Powers: Religion as a Social and Spiritual Force is part of the series The Future of the Religious Past. The series seeks to collect scholars from diverse disciplines and geographic locations to share their thoughts on religion as more than simply beliefs in specific tenets, but rather a complex system that factors in our daily personal and social lives. Powers collects essays that refute the idea that religion’s political power is a relic from the past. Rather, the political relevance and cultural importance of religion is alive and well. Edited by Meerten B. ter Borg and Jan Willem van Henten, this volume strikes a balance between broad analyses of the nature of religion and power in their modes of emergence today and specific case studies from anthropology, sociology, and the arts.
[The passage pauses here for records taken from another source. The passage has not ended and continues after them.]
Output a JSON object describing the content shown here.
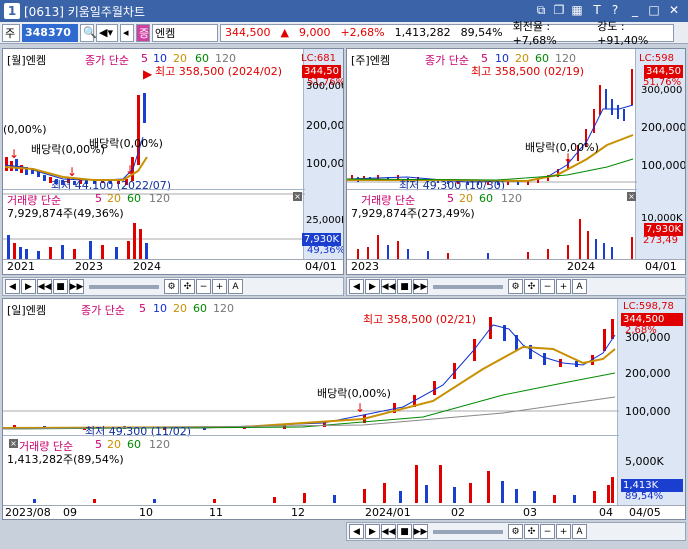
{
  "title": {
    "num": "1",
    "text": "[0613] 키움일주월차트"
  },
  "toolbar": {
    "market": "주",
    "code": "348370",
    "name": "엔켐",
    "price": "344,500",
    "change": "9,000",
    "rate": "+2,68%",
    "volume": "1,413,282",
    "vol_ratio": "89,54%",
    "turnover_label": "회전율 : +7,68%",
    "strength": "강도 : +91,40%"
  },
  "monthly": {
    "header": "[월]엔켐",
    "ma_label": "종가 단순",
    "ma": [
      "5",
      "10",
      "20",
      "60",
      "120"
    ],
    "high_label": "최고 358,500 (2024/02)",
    "low_label": "최저 44,100 (2022/07)",
    "div1": "(0,00%)",
    "div2": "배당락(0,00%)",
    "div3": "배당락(0,00%)",
    "lc": "LC:681",
    "price": "344,50",
    "pct": "51,76%",
    "y1": "300,000",
    "y2": "200,000",
    "y3": "100,000",
    "vol_header": "거래량 단순",
    "vol_ma": [
      "5",
      "20",
      "60",
      "120"
    ],
    "vol_value": "7,929,874주(49,36%)",
    "vol_y1": "25,000K",
    "vol_tag": "7,930K",
    "vol_pct": "49,36%",
    "dates": [
      "2021",
      "2023",
      "2024"
    ],
    "date_right": "04/01"
  },
  "weekly": {
    "header": "[주]엔켐",
    "ma_label": "종가 단순",
    "ma": [
      "5",
      "10",
      "20",
      "60",
      "120"
    ],
    "high_label": "최고 358,500 (02/19)",
    "low_label": "최저 49,300 (10/30)",
    "div": "배당락(0,00%)",
    "lc": "LC:598",
    "price": "344,50",
    "pct": "51,76%",
    "y1": "300,000",
    "y2": "200,000",
    "y3": "100,000",
    "vol_header": "거래량 단순",
    "vol_ma": [
      "5",
      "20",
      "60",
      "120"
    ],
    "vol_value": "7,929,874주(273,49%)",
    "vol_y1": "10,000K",
    "vol_tag": "7,930K",
    "vol_pct": "273,49",
    "dates": [
      "2023",
      "2024"
    ],
    "date_right": "04/01"
  },
  "daily": {
    "header": "[일]엔켐",
    "ma_label": "종가 단순",
    "ma": [
      "5",
      "10",
      "20",
      "60",
      "120"
    ],
    "high_label": "최고 358,500 (02/21)",
    "low_label": "최저 49,300 (11/02)",
    "div": "배당락(0,00%)",
    "lc": "LC:598,78",
    "price": "344,500",
    "pct": "2,68%",
    "y1": "300,000",
    "y2": "200,000",
    "y3": "100,000",
    "vol_header": "거래량 단순",
    "vol_ma": [
      "5",
      "20",
      "60",
      "120"
    ],
    "vol_value": "1,413,282주(89,54%)",
    "vol_y1": "5,000K",
    "vol_tag": "1,413K",
    "vol_pct": "89,54%",
    "dates": [
      "2023/08",
      "09",
      "10",
      "11",
      "12",
      "2024/01",
      "02",
      "03",
      "04"
    ],
    "date_right": "04/05"
  },
  "controls": {
    "a_label": "A",
    "plus": "+",
    "minus": "−"
  }
}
We have two February titles from the American Literatures Initiative project: “Not Even Past”: Race, Historical Trauma, and Subjectivity in Faulkner, Larsen, and Van Vechten and Poetics of Emptiness: Transformations of Asian Thought in American Poetry. “Not Even Past” focuses on US slavery and racism in the period of the late 1920s-early 1930s in literary and photographic projects, highlighting novels by William Faulkner and Nella Larsen, and portraits by Carl Van Vechten. Poetics of Emptiness analyzes the term “emptiness” and how it’s transformed within 20th century American poetry. Two sections, one on transpacific Buddhist poetics and one on transpacific Daoist poetics, detail how American poetics has been shaped by these traditions and the concept of “emptiness.”
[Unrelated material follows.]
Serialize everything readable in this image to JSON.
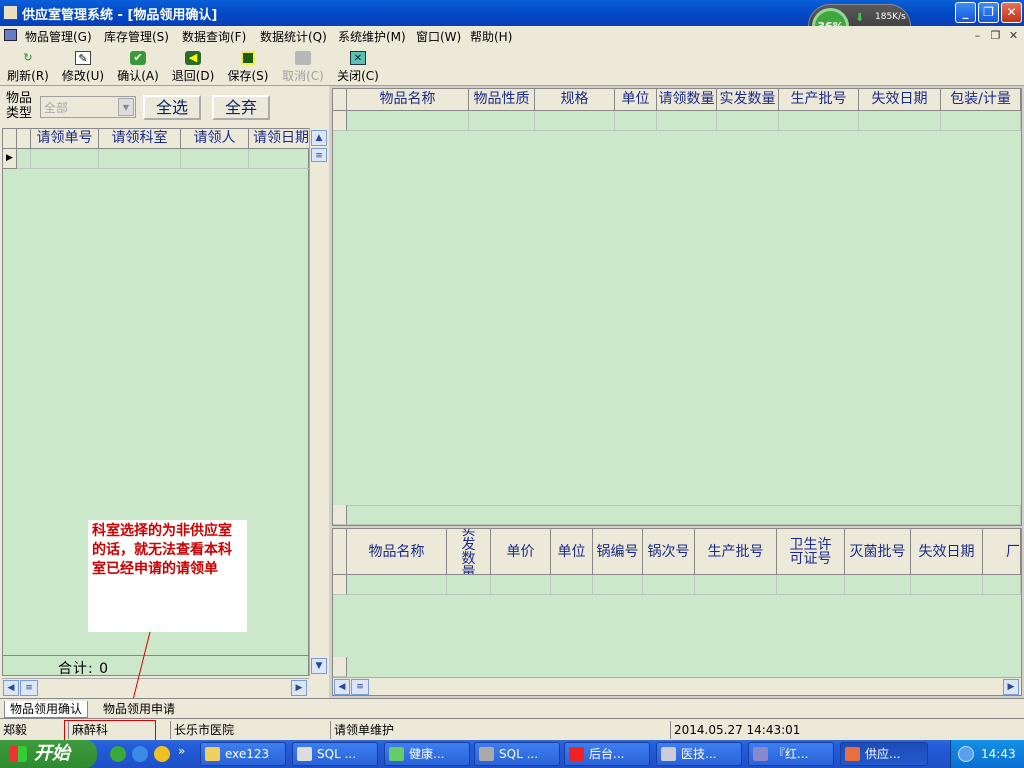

In Trials: Of Antigone and Jesus, William Robert weaves together two landmark trials: those of Christ and Antigone. By intertwining these two iconic figures, Robert ruminates on the relationship between divinity and humanity–“one that can contribute to religious understandings of embodiment and prayer and can open avenues of inquiry into tragedy, sexual difference, posthumanism, and politics.”
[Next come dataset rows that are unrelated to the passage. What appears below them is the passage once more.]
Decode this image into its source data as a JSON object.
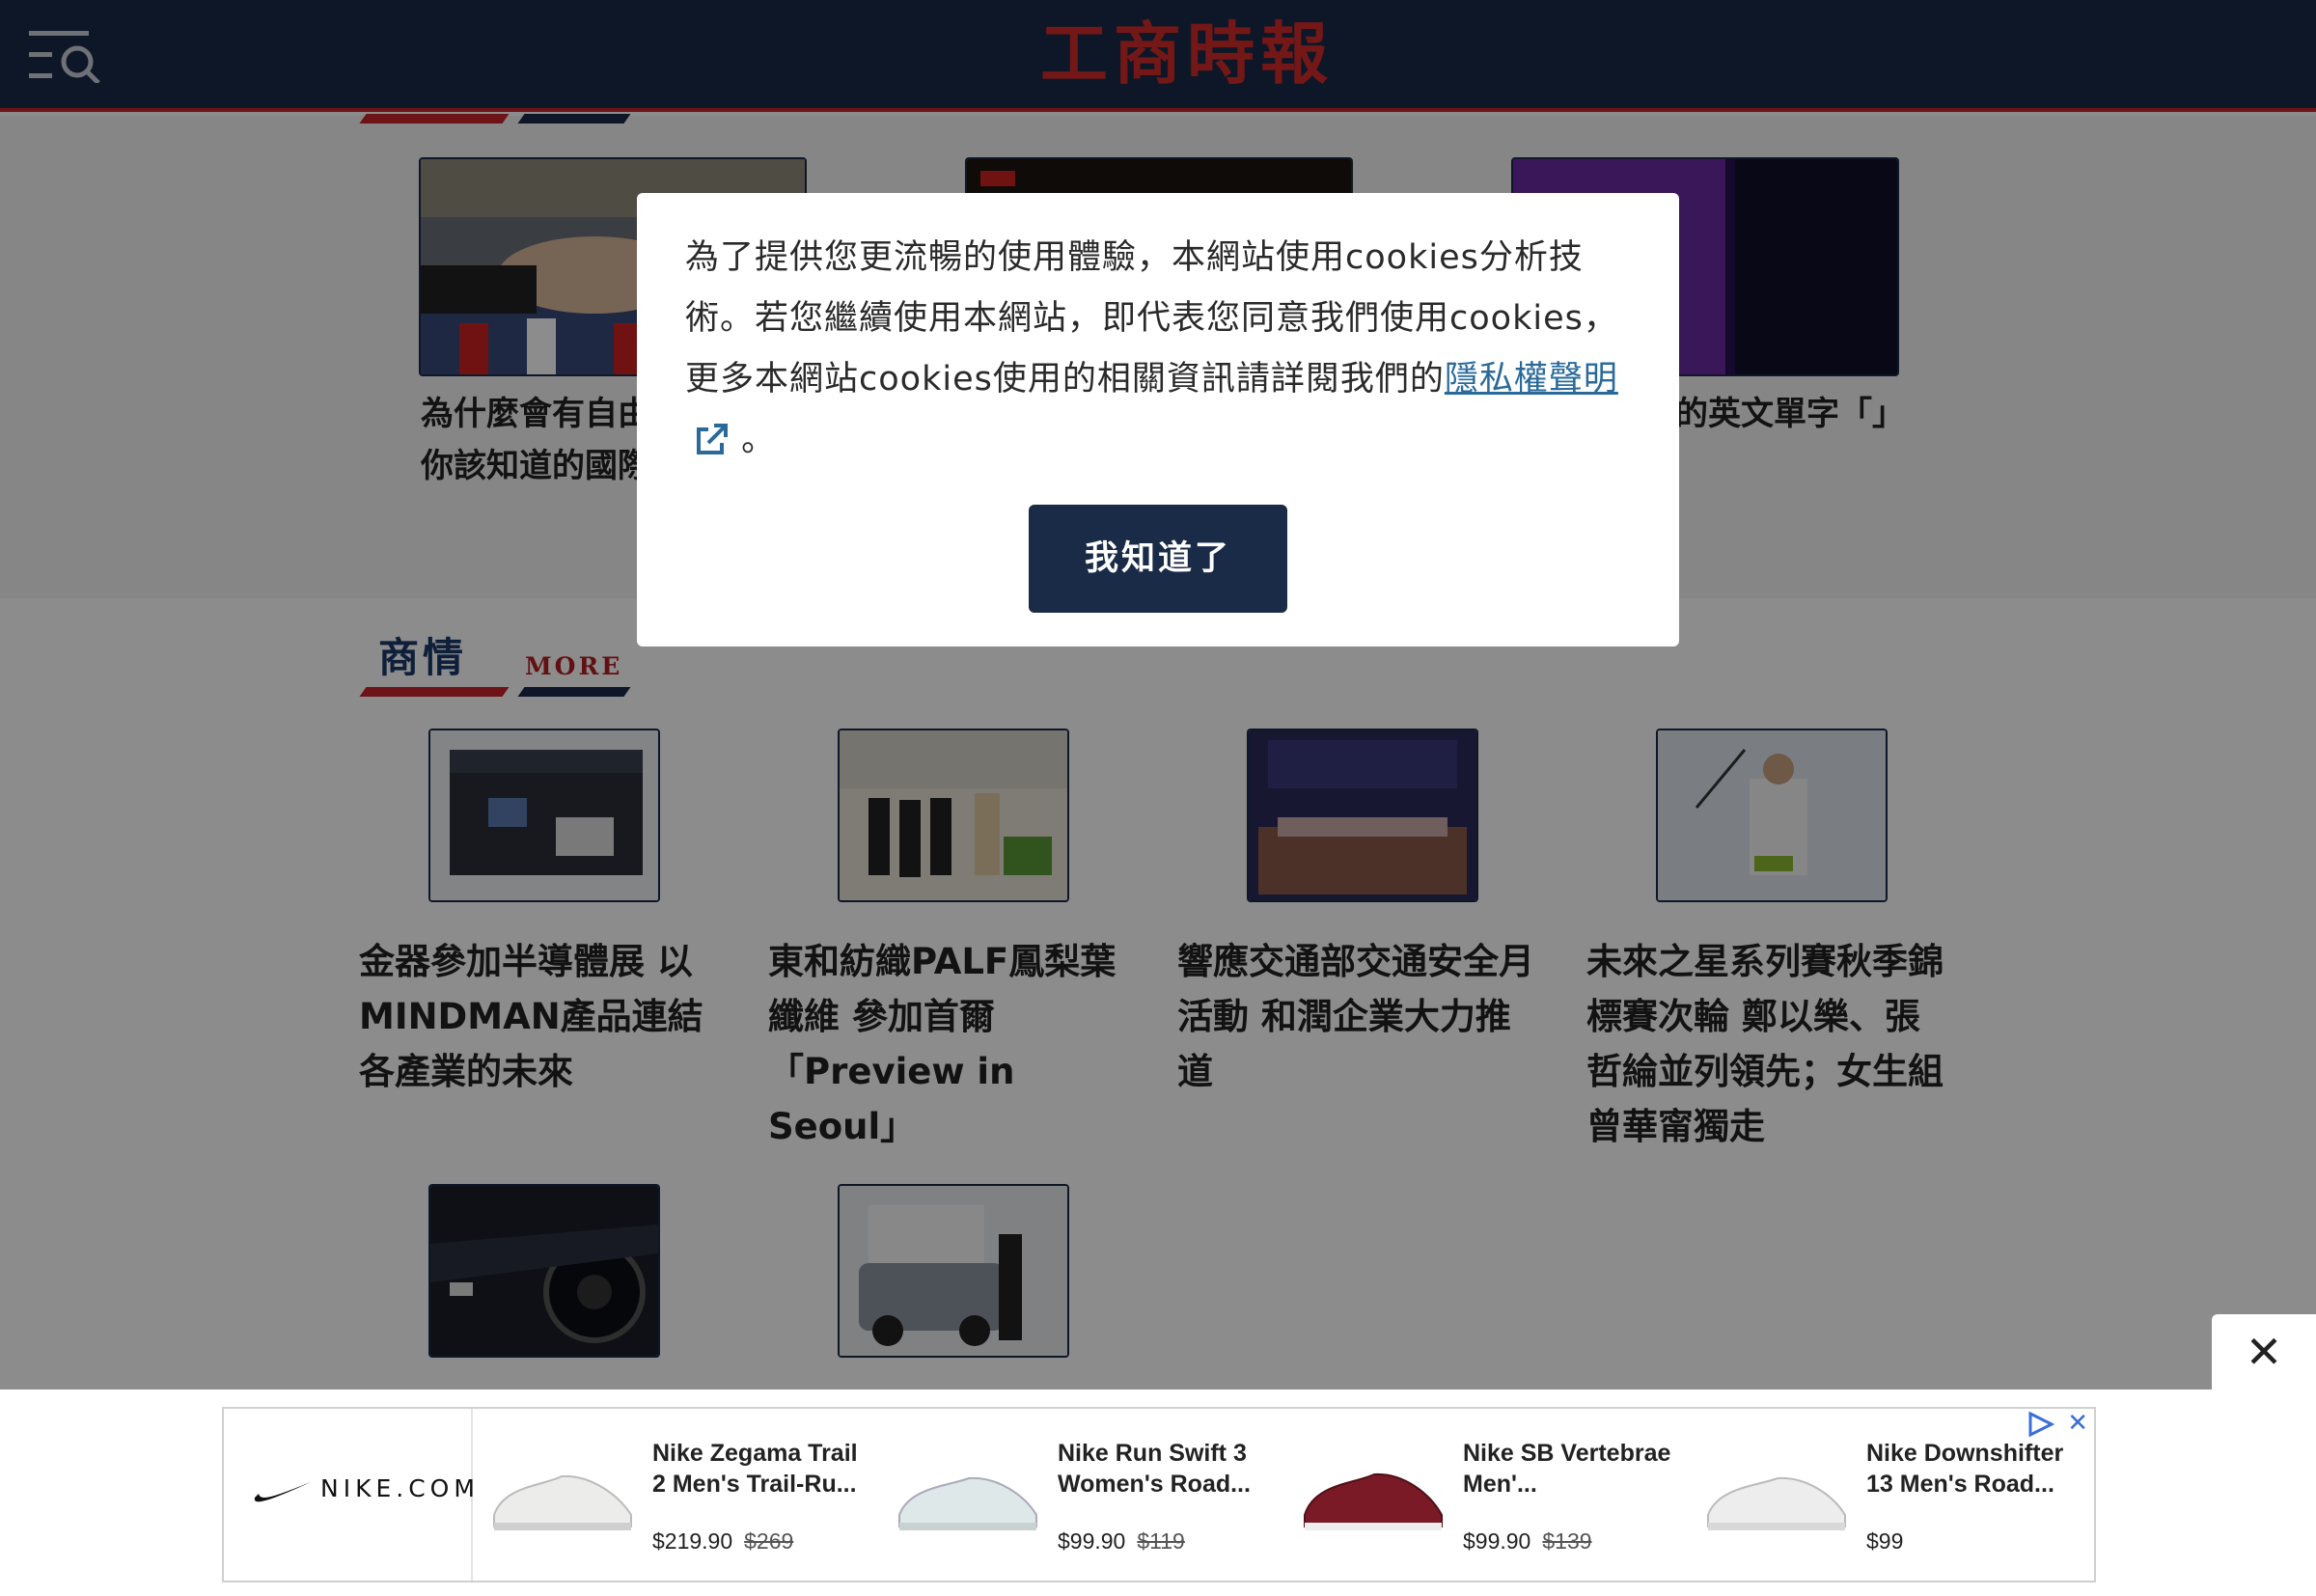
{
  "header": {
    "logo": "工商時報"
  },
  "top_articles": [
    {
      "title": "為什麼會有自由貿易協定？你該知道的國際貿易知識"
    },
    {
      "title": ""
    },
    {
      "title": "跟商業有關的英文單字「」是什麼意思"
    }
  ],
  "section": {
    "title": "商情",
    "more": "MORE"
  },
  "cards": [
    {
      "title": "金器參加半導體展 以MINDMAN產品連結各產業的未來"
    },
    {
      "title": "東和紡織PALF鳳梨葉纖維 參加首爾「Preview in Seoul」"
    },
    {
      "title": "響應交通部交通安全月活動 和潤企業大力推道"
    },
    {
      "title": "未來之星系列賽秋季錦標賽次輪 鄭以樂、張哲綸並列領先；女生組曾華甯獨走"
    }
  ],
  "cookie_modal": {
    "text_before": "為了提供您更流暢的使用體驗，本網站使用cookies分析技術。若您繼續使用本網站，即代表您同意我們使用cookies，更多本網站cookies使用的相關資訊請詳閱我們的",
    "link_text": "隱私權聲明",
    "text_after": "。",
    "button_label": "我知道了"
  },
  "ad": {
    "close_label": "✕",
    "brand": "NIKE.COM",
    "products": [
      {
        "name": "Nike Zegama Trail 2 Men's Trail-Ru...",
        "price": "$219.90",
        "old_price": "$269",
        "color": "#ececea"
      },
      {
        "name": "Nike Run Swift 3 Women's Road...",
        "price": "$99.90",
        "old_price": "$119",
        "color": "#dfe8e8"
      },
      {
        "name": "Nike SB Vertebrae Men'...",
        "price": "$99.90",
        "old_price": "$139",
        "color": "#7a1a26"
      },
      {
        "name": "Nike Downshifter 13 Men's Road...",
        "price": "$99",
        "old_price": "",
        "color": "#ededed"
      }
    ]
  },
  "colors": {
    "navy": "#1a2b47",
    "red": "#c8242a",
    "link": "#2a6a9a"
  }
}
Two titles by Rusmir Mahmutćehajić are also forthcoming in February: Across the River: On the Poetry of Mak Dizdar and On the Other: A Muslim View. Mak Dizdar was a groundbreaking poet in Bosnian literature, mixing Christian, Islamic, and medieval Bosnian themes into his poetry. Mahmutćehajić discusses the collection Stone Sleeper and the poem “Blue River.” On the Other, rather, seeks to illuminate the foundations of Islamic thought on human nature and its relationship to the divine and to dispel the largely negative ways in which Islam can be interpreted in modern society. It “provides an excellent introduction to the Muslim intellectual tradition for those who wish to penetrate beyond the stereotypes put forward by ideologists on both sides of the East-West divide.”